"In late January, as Treasury Secretary Geithner prepared his proposal for handling the banking crisis, administration officials avoiding seeking input from Wall Street. "Those people are tainted," said one aide at the time. "Why would we consult the very executives who got us into this mess?" (...)
The administration's initial approach contrasted with those of the last two White Houses. Robert Rubin left Goldman Sachs Group to become one of Bill Clinton's top economic advisers, and convinced the new president that what was good for Wall Street was good for America. Under President George W. Bush, the administration "looked up to and admired Wall Street," says one banker. "The Obama folks don't even like us.""
"Meanwhile, Treasury Secretary Timothy Geithner and his colleagues worked the phones to try to line up support on Wall Street for the plan announced Monday. (...) Some bankers say they turned the conversations into complaints about the antibonus crusade consuming Capitol Hill. Some have begun "slow-walking" the information previously sought by Treasury for stress-testing financial institutions, three bankers say, and considered seeking capital from hedge funds and private-equity funds so they could return federal bailout money, thereby escaping federal restrictions."
"But as the furor intensified, Mr. Obama's words to Congress -- "we cannot govern out of anger" -- seemed to take on less importance. Last week, he was asked by reporters on the White House South Lawn whether anger was getting in the way of pushing through banking reforms. "I don't want to quell anger," he replied. "I think people are right to be angry. I'm angry."
Bankers were shell-shocked, especially when Congress moved to heavily tax bonuses. When administration officials began calling them to talk about the next phase of the bailout, the bankers turned the tables. They used the calls to lobby against the antibonus legislation, Wall Street executives say. Several big firms called Treasury and White House officials to urge a more reasonable approach, both sides say. The banks' message: If you want our help to get credit flowing again to consumers and businesses, stop the rush to penalize our bonuses."
"Not to sound naive about this, but the absence of patriotism that galls. The lack of responsibility is sickening. These bankers delivered an almost mortal wound to the American economy. Their actions threw millions out of work and wrecked the retirement savings of tens of millions more. It is no exaggeration to say that they will cost us more than 9/11. (...)

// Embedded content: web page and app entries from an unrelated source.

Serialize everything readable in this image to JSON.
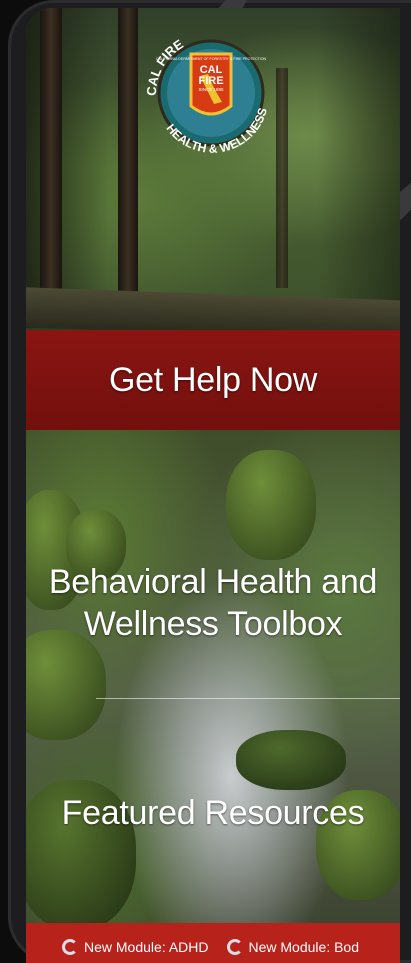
{
  "logo": {
    "arc_top": "CAL FIRE",
    "arc_bottom": "HEALTH & WELLNESS",
    "shield_small": "CALIFORNIA DEPARTMENT OF FORESTRY & FIRE PROTECTION",
    "shield_main_1": "CAL",
    "shield_main_2": "FIRE",
    "shield_since": "SINCE 1885"
  },
  "menu": {
    "get_help": "Get Help Now",
    "toolbox_line1": "Behavioral Health and",
    "toolbox_line2": "Wellness Toolbox",
    "featured": "Featured Resources"
  },
  "ticker": {
    "items": [
      {
        "label": "New Module: ADHD"
      },
      {
        "label": "New Module: Bod"
      }
    ]
  },
  "colors": {
    "banner_red": "#921210",
    "ticker_red": "#b7231b",
    "text": "#ffffff"
  }
}
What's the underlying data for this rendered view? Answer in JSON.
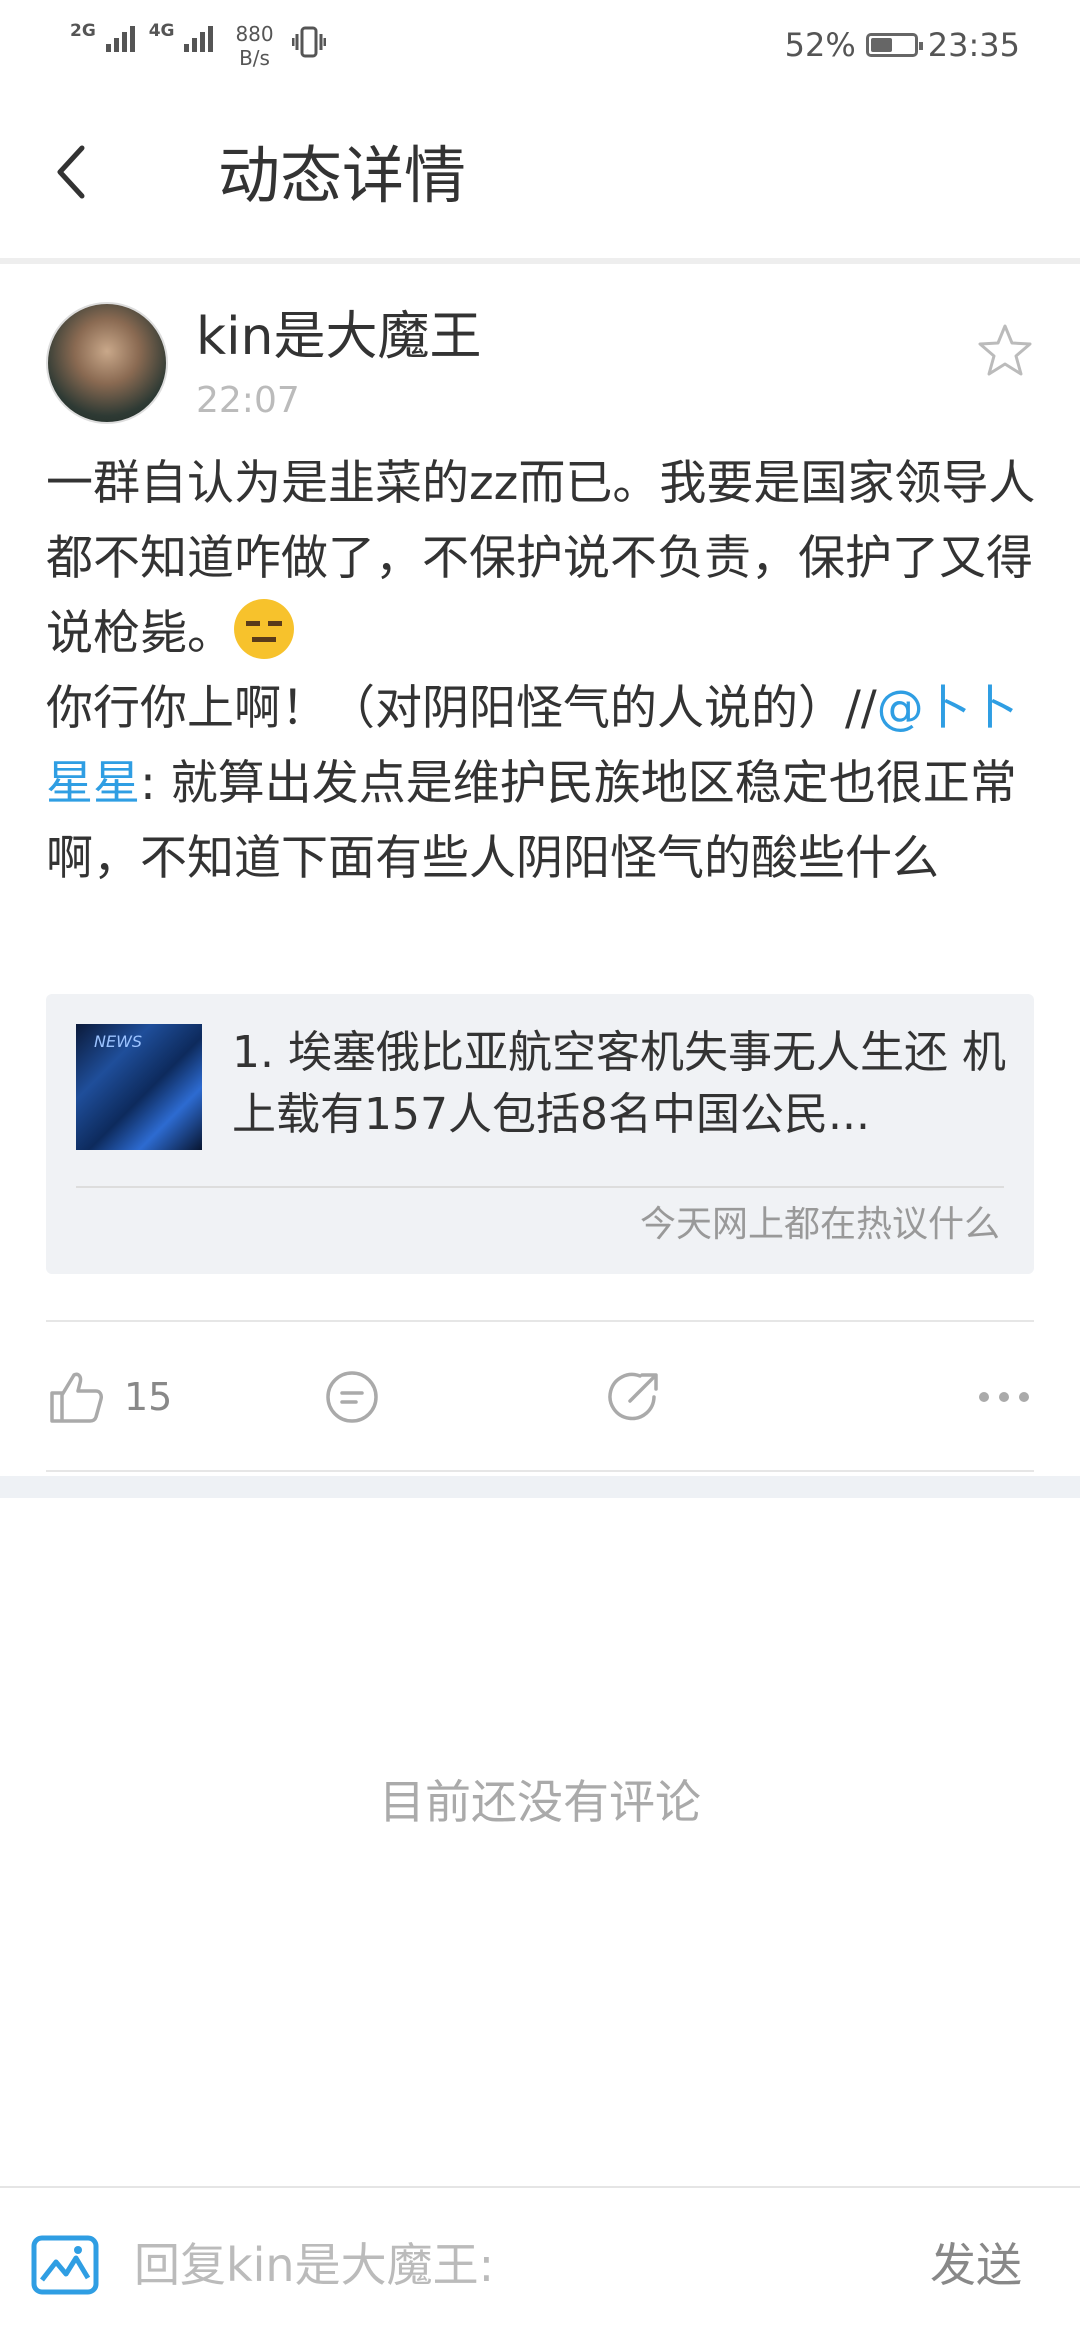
{
  "status_bar": {
    "signal1": "2G",
    "signal2": "4G",
    "speed_value": "880",
    "speed_unit": "B/s",
    "battery": "52%",
    "battery_level": 0.52,
    "time": "23:35"
  },
  "header": {
    "title": "动态详情"
  },
  "post": {
    "author": "kin是大魔王",
    "time": "22:07",
    "text_part1": "一群自认为是韭菜的zz而已。我要是国家领导人都不知道咋做了，不保护说不负责，保护了又得说枪毙。",
    "text_part2": "你行你上啊！（对阴阳怪气的人说的）//",
    "mention": "@卜卜星星",
    "text_part3": ": 就算出发点是维护民族地区稳定也很正常啊，不知道下面有些人阴阳怪气的酸些什么",
    "emoji": "expressionless-face"
  },
  "card": {
    "title": "1. 埃塞俄比亚航空客机失事无人生还 机上载有157人包括8名中国公民...",
    "footer": "今天网上都在热议什么",
    "thumb_text": "NEWS"
  },
  "actions": {
    "like_count": "15"
  },
  "comments": {
    "empty_text": "目前还没有评论"
  },
  "reply": {
    "placeholder": "回复kin是大魔王:",
    "send_label": "发送"
  },
  "colors": {
    "accent": "#2f9ee3",
    "muted": "#aaaaaa"
  }
}
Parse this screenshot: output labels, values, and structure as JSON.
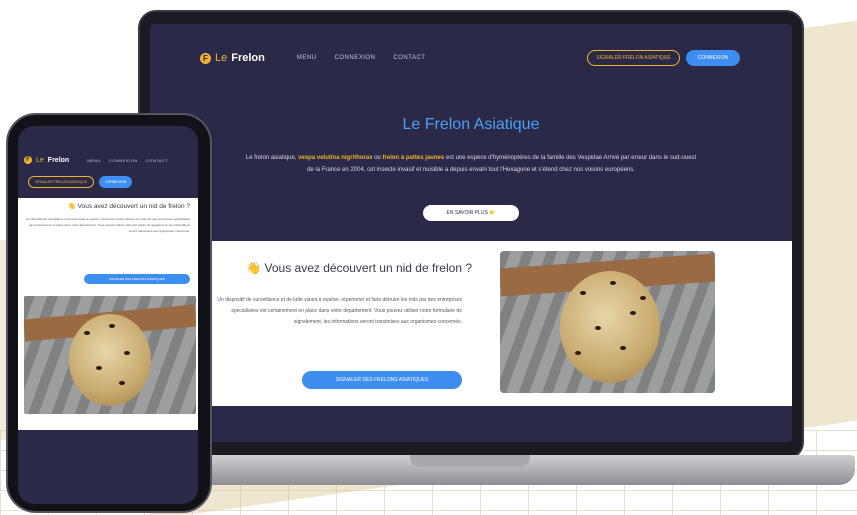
{
  "brand": {
    "logo_prefix": "Le",
    "logo_name": "Frelon",
    "logo_glyph": "F"
  },
  "nav": {
    "items": [
      {
        "label": "MENU"
      },
      {
        "label": "CONNEXION"
      },
      {
        "label": "CONTACT"
      }
    ],
    "report_label": "SIGNALER FRELON ASIATIQUE",
    "login_label": "CONNEXION"
  },
  "hero": {
    "title": "Le Frelon Asiatique",
    "text_1": "Le frelon asiatique, ",
    "highlight_1": "vespa velutina nigrithorax",
    "text_2": " ou ",
    "highlight_2": "frelon à pattes jaunes",
    "text_3": " est une espèce d'hyménoptères de la famille des Vespidae Arrivé par erreur dans le sud-ouest de la France en 2004, cet insecte invasif et nuisible a depuis envahi tout l'Hexagone et s'étend chez nos voisins européens.",
    "more_label": "EN SAVOIR PLUS 👉"
  },
  "section": {
    "title": "👋 Vous avez découvert un nid de frelon ?",
    "text": "Un dispositif de surveillance et de lutte visant à repérer, répertorier et faire détruire les nids par des entreprises spécialisées est certainement en place dans votre département. Vous pouvez utiliser notre formulaire de signalement, les informations seront transmises aux organismes concernés.",
    "report_label": "SIGNALER DES FRELONS ASIATIQUES"
  },
  "colors": {
    "navy": "#2b2948",
    "accent_yellow": "#f0b32e",
    "accent_blue": "#3d8ef0",
    "title_blue": "#4aa0f5"
  },
  "icons": [
    "hornet-logo-icon",
    "waving-hand-icon",
    "pointing-hand-icon"
  ]
}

That we even need a new raft of compensation regulations strains the boundaries of credulity. It makes you question the values of your countrymen. They were the principle beneficiaries of a decade-long bubble that they inflated. These Ivy League bundles of privilege were given every possible advantage and then took yet more than that. They took the advantages of high school seniors applying to college this year or entering the workforce next year. They took the advantages of seniors who had saved for retirement and parents who had invested to build their own business. And now they're refusing to help defuse the bomb at the center of our economy unless we pay them retention bonuses. Worse, they're threatening to flee the scene of the crime and make money off the carnage. That, it's been argued, is why we need to keep paying meeting their demands: Because we need them working for us rather than against us. It's chutzpah as the Yiddish define it: A child who kills his parents and then begs for lenience because he's a pitiable orphan. It's shameful."